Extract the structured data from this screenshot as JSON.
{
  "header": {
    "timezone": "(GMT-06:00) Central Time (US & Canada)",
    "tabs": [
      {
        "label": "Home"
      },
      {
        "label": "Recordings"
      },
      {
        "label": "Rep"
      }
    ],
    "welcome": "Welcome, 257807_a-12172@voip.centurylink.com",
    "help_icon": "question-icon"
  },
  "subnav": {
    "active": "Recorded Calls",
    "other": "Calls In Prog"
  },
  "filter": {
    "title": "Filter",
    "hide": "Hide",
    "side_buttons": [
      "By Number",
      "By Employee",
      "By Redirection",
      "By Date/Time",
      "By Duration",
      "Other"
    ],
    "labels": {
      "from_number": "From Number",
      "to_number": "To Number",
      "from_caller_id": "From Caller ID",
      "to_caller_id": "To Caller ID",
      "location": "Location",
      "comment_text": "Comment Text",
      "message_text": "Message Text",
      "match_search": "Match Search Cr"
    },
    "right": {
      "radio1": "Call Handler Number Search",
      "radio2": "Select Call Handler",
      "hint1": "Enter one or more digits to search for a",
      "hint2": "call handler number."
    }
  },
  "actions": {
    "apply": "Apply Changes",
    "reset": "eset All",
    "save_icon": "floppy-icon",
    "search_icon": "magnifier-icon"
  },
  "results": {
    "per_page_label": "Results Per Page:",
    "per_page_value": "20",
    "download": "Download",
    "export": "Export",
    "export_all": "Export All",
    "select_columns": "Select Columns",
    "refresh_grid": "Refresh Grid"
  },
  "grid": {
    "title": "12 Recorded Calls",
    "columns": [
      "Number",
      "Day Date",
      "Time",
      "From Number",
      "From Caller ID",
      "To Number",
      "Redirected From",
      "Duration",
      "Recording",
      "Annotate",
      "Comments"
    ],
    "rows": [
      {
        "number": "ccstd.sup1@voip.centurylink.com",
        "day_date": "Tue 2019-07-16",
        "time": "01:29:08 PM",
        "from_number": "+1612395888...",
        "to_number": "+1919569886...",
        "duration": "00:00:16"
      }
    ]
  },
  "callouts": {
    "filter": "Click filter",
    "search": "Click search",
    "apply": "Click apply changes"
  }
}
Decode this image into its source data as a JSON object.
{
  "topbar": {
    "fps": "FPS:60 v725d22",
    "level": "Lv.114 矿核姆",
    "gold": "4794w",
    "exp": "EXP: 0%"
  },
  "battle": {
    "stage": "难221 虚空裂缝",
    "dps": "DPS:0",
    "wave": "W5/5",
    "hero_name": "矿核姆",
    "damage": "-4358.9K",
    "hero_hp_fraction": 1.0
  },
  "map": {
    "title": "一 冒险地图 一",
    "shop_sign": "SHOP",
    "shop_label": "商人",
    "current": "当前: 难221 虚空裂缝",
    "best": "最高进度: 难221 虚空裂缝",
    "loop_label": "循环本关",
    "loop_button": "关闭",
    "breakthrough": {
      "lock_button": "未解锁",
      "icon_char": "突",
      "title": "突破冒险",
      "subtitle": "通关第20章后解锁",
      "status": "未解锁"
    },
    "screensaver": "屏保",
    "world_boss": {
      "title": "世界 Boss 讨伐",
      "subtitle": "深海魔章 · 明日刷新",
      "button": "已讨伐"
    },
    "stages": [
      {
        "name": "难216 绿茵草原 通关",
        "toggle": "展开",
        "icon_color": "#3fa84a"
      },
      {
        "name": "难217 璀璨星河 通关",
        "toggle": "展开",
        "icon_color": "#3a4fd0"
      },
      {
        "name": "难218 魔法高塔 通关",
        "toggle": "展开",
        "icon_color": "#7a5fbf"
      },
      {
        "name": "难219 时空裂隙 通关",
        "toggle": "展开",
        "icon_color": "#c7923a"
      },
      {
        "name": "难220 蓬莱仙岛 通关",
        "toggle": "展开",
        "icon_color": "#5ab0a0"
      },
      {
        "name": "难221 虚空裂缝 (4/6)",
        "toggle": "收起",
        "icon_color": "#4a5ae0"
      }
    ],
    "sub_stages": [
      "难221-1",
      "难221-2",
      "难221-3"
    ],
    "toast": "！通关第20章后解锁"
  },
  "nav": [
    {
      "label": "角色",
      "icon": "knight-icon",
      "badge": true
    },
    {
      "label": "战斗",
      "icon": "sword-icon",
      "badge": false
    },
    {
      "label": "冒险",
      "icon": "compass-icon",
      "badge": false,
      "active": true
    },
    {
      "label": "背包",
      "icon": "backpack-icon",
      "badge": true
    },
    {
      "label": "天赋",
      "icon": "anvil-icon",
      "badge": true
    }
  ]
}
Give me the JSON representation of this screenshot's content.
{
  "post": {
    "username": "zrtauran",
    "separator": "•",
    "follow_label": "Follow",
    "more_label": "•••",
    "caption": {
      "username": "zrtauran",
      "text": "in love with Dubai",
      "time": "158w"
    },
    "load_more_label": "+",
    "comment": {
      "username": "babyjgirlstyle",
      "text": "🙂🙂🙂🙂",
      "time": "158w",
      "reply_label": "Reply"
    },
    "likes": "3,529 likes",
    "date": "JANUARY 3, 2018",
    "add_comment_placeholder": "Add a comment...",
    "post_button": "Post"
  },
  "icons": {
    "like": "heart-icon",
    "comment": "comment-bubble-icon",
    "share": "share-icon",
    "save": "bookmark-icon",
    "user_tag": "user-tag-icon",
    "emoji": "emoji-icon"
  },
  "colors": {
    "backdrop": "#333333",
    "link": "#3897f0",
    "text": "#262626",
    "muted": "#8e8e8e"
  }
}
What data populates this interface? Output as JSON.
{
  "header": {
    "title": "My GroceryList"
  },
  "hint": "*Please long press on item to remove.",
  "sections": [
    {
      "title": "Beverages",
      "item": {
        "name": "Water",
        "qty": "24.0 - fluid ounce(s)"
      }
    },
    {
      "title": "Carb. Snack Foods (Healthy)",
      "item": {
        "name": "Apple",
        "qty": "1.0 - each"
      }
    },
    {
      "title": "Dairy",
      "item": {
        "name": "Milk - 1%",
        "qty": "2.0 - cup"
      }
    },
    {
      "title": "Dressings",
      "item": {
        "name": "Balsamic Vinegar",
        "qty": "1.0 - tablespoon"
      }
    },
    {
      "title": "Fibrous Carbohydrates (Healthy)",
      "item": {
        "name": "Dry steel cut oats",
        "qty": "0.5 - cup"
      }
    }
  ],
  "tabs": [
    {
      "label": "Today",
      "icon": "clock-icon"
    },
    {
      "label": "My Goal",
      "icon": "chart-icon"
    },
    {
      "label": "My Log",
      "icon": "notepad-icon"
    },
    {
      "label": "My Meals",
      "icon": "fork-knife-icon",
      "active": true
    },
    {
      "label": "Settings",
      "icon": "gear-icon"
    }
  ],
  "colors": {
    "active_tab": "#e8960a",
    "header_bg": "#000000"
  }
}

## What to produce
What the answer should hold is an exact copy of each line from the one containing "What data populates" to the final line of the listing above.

## Solution to the problem
What data populates this interface? Output as JSON.
{
  "header": {
    "title": "My GroceryList"
  },
  "hint": "*Please long press on item to remove.",
  "sections": [
    {
      "title": "Beverages",
      "item": {
        "name": "Water",
        "qty": "24.0 - fluid ounce(s)"
      }
    },
    {
      "title": "Carb. Snack Foods (Healthy)",
      "item": {
        "name": "Apple",
        "qty": "1.0 - each"
      }
    },
    {
      "title": "Dairy",
      "item": {
        "name": "Milk - 1%",
        "qty": "2.0 - cup"
      }
    },
    {
      "title": "Dressings",
      "item": {
        "name": "Balsamic Vinegar",
        "qty": "1.0 - tablespoon"
      }
    },
    {
      "title": "Fibrous Carbohydrates (Healthy)",
      "item": {
        "name": "Dry steel cut oats",
        "qty": "0.5 - cup"
      }
    }
  ],
  "tabs": [
    {
      "label": "Today",
      "icon": "clock-icon"
    },
    {
      "label": "My Goal",
      "icon": "chart-icon"
    },
    {
      "label": "My Log",
      "icon": "notepad-icon"
    },
    {
      "label": "My Meals",
      "icon": "fork-knife-icon",
      "active": true
    },
    {
      "label": "Settings",
      "icon": "gear-icon"
    }
  ],
  "colors": {
    "active_tab": "#e8960a",
    "header_bg": "#000000"
  }
}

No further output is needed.